Excerpts from an interface dataset
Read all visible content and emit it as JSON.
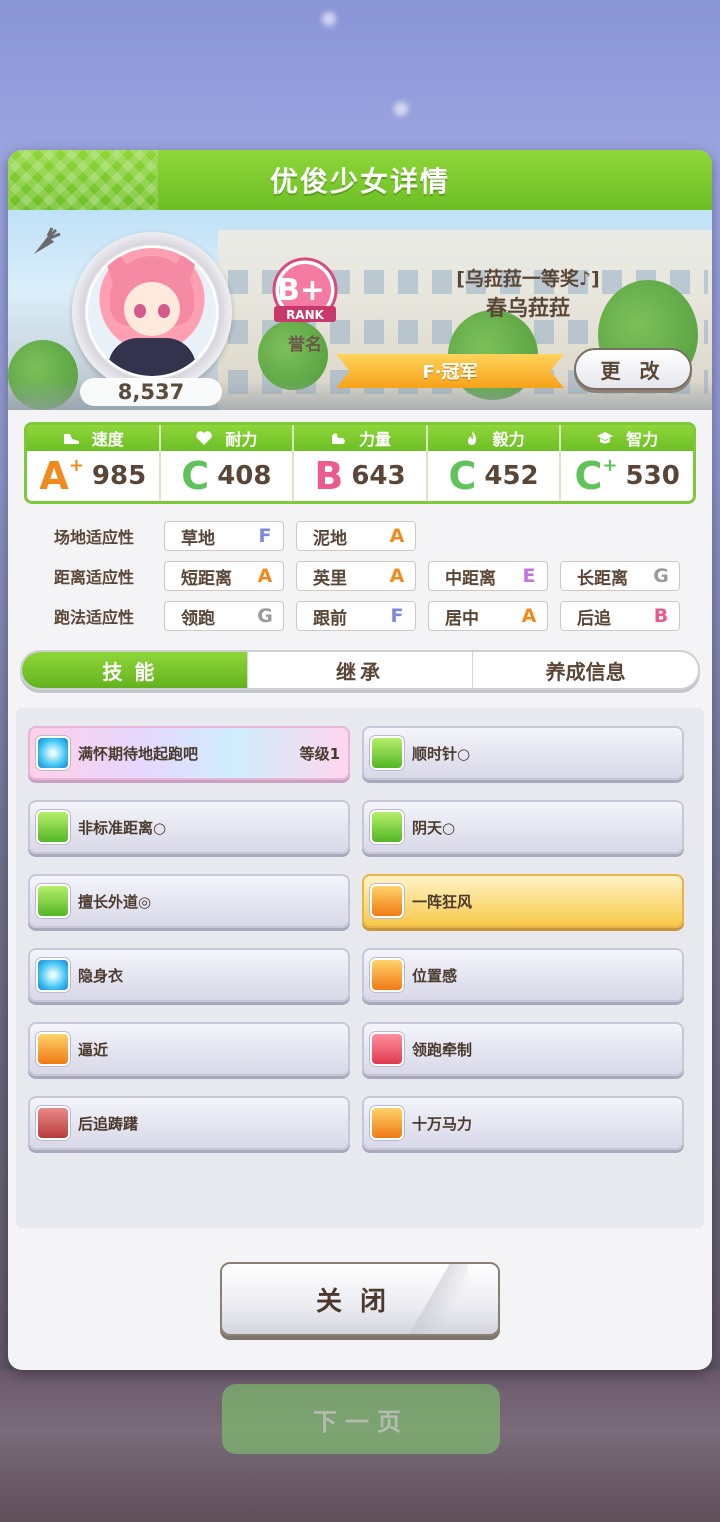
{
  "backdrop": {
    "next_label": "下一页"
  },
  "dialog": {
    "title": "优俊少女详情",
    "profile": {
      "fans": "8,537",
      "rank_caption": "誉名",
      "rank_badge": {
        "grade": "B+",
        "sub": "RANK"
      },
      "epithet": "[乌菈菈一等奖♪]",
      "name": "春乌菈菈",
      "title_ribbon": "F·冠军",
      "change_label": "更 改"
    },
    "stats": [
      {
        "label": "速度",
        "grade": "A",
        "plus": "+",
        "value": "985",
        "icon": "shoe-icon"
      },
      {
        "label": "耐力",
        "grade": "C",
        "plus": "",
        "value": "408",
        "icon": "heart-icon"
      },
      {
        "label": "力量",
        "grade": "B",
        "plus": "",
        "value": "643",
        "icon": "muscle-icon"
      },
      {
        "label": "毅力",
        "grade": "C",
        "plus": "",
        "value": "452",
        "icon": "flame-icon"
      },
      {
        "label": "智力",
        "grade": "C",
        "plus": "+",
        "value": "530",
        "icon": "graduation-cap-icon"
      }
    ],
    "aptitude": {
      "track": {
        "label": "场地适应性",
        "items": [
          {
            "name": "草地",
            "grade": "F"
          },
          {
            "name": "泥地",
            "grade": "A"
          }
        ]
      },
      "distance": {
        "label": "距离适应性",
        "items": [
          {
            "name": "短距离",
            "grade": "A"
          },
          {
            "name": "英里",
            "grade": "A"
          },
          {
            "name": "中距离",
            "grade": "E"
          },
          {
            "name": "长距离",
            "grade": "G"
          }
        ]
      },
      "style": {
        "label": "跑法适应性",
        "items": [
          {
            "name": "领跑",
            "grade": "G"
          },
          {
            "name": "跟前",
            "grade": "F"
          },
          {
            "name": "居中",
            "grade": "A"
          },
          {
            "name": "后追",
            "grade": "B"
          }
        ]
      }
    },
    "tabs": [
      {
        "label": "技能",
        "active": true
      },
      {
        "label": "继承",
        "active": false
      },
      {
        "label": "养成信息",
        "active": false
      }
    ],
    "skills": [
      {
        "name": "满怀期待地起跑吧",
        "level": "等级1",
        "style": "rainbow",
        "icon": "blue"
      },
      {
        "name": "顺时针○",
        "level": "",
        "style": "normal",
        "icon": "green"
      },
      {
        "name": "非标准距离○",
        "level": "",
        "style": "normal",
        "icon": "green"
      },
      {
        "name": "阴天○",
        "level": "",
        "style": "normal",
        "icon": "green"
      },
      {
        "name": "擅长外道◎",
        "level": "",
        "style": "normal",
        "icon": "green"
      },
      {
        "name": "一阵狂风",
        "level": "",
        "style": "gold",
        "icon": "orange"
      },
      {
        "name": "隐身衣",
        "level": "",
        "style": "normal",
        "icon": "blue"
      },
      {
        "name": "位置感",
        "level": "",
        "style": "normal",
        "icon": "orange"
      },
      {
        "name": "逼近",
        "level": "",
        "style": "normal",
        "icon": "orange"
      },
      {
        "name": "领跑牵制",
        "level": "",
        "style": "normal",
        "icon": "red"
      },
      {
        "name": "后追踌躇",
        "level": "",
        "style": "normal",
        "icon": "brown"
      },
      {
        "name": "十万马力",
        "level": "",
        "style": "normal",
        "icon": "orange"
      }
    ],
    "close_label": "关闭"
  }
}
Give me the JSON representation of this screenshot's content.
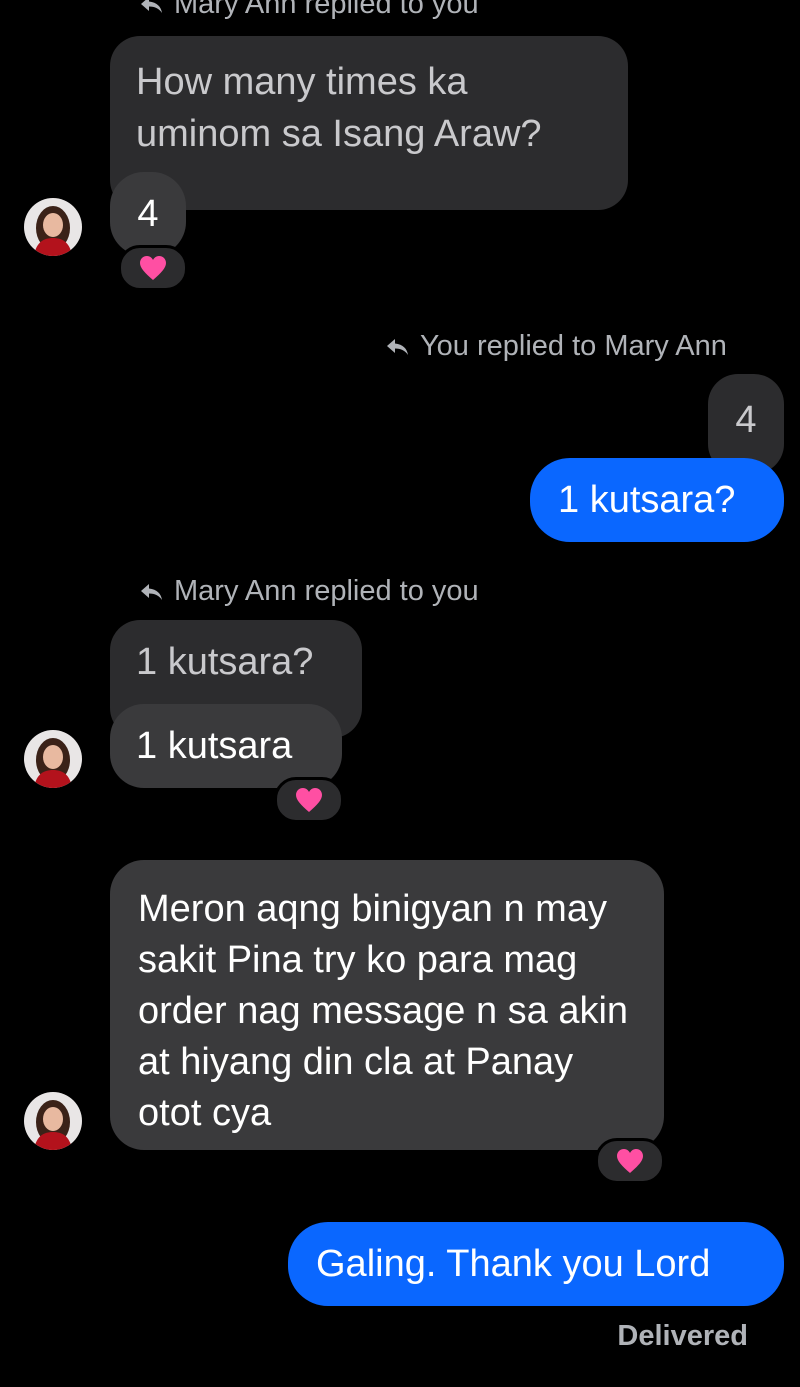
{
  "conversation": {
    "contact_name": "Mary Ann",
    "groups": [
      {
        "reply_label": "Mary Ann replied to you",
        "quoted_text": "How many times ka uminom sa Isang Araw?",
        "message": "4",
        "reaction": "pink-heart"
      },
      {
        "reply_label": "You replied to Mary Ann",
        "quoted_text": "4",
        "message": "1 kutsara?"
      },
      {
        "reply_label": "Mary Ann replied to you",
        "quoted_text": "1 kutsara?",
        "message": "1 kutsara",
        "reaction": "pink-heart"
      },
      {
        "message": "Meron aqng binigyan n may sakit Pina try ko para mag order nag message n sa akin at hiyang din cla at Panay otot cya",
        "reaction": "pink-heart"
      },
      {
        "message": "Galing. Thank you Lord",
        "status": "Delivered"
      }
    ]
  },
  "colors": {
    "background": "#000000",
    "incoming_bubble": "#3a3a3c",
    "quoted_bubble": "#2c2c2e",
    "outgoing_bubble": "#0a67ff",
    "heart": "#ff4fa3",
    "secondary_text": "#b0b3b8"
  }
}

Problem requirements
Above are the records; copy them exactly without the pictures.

Answer to the problem
Read all visible content and emit it as JSON.
{
  "backdrop": {
    "next_label": "下一页"
  },
  "dialog": {
    "title": "优俊少女详情",
    "profile": {
      "fans": "8,537",
      "rank_caption": "誉名",
      "rank_badge": {
        "grade": "B+",
        "sub": "RANK"
      },
      "epithet": "[乌菈菈一等奖♪]",
      "name": "春乌菈菈",
      "title_ribbon": "F·冠军",
      "change_label": "更 改"
    },
    "stats": [
      {
        "label": "速度",
        "grade": "A",
        "plus": "+",
        "value": "985",
        "icon": "shoe-icon"
      },
      {
        "label": "耐力",
        "grade": "C",
        "plus": "",
        "value": "408",
        "icon": "heart-icon"
      },
      {
        "label": "力量",
        "grade": "B",
        "plus": "",
        "value": "643",
        "icon": "muscle-icon"
      },
      {
        "label": "毅力",
        "grade": "C",
        "plus": "",
        "value": "452",
        "icon": "flame-icon"
      },
      {
        "label": "智力",
        "grade": "C",
        "plus": "+",
        "value": "530",
        "icon": "graduation-cap-icon"
      }
    ],
    "aptitude": {
      "track": {
        "label": "场地适应性",
        "items": [
          {
            "name": "草地",
            "grade": "F"
          },
          {
            "name": "泥地",
            "grade": "A"
          }
        ]
      },
      "distance": {
        "label": "距离适应性",
        "items": [
          {
            "name": "短距离",
            "grade": "A"
          },
          {
            "name": "英里",
            "grade": "A"
          },
          {
            "name": "中距离",
            "grade": "E"
          },
          {
            "name": "长距离",
            "grade": "G"
          }
        ]
      },
      "style": {
        "label": "跑法适应性",
        "items": [
          {
            "name": "领跑",
            "grade": "G"
          },
          {
            "name": "跟前",
            "grade": "F"
          },
          {
            "name": "居中",
            "grade": "A"
          },
          {
            "name": "后追",
            "grade": "B"
          }
        ]
      }
    },
    "tabs": [
      {
        "label": "技能",
        "active": true
      },
      {
        "label": "继承",
        "active": false
      },
      {
        "label": "养成信息",
        "active": false
      }
    ],
    "skills": [
      {
        "name": "满怀期待地起跑吧",
        "level": "等级1",
        "style": "rainbow",
        "icon": "blue"
      },
      {
        "name": "顺时针○",
        "level": "",
        "style": "normal",
        "icon": "green"
      },
      {
        "name": "非标准距离○",
        "level": "",
        "style": "normal",
        "icon": "green"
      },
      {
        "name": "阴天○",
        "level": "",
        "style": "normal",
        "icon": "green"
      },
      {
        "name": "擅长外道◎",
        "level": "",
        "style": "normal",
        "icon": "green"
      },
      {
        "name": "一阵狂风",
        "level": "",
        "style": "gold",
        "icon": "orange"
      },
      {
        "name": "隐身衣",
        "level": "",
        "style": "normal",
        "icon": "blue"
      },
      {
        "name": "位置感",
        "level": "",
        "style": "normal",
        "icon": "orange"
      },
      {
        "name": "逼近",
        "level": "",
        "style": "normal",
        "icon": "orange"
      },
      {
        "name": "领跑牵制",
        "level": "",
        "style": "normal",
        "icon": "red"
      },
      {
        "name": "后追踌躇",
        "level": "",
        "style": "normal",
        "icon": "brown"
      },
      {
        "name": "十万马力",
        "level": "",
        "style": "normal",
        "icon": "orange"
      }
    ],
    "close_label": "关闭"
  }
}
Give me the JSON representation of this screenshot's content.
{
  "conversation": {
    "contact_name": "Mary Ann",
    "groups": [
      {
        "reply_label": "Mary Ann replied to you",
        "quoted_text": "How many times ka uminom sa Isang Araw?",
        "message": "4",
        "reaction": "pink-heart"
      },
      {
        "reply_label": "You replied to Mary Ann",
        "quoted_text": "4",
        "message": "1 kutsara?"
      },
      {
        "reply_label": "Mary Ann replied to you",
        "quoted_text": "1 kutsara?",
        "message": "1 kutsara",
        "reaction": "pink-heart"
      },
      {
        "message": "Meron aqng binigyan n may sakit Pina try ko para mag order nag message n sa akin at hiyang din cla at Panay otot cya",
        "reaction": "pink-heart"
      },
      {
        "message": "Galing. Thank you Lord",
        "status": "Delivered"
      }
    ]
  },
  "colors": {
    "background": "#000000",
    "incoming_bubble": "#3a3a3c",
    "quoted_bubble": "#2c2c2e",
    "outgoing_bubble": "#0a67ff",
    "heart": "#ff4fa3",
    "secondary_text": "#b0b3b8"
  }
}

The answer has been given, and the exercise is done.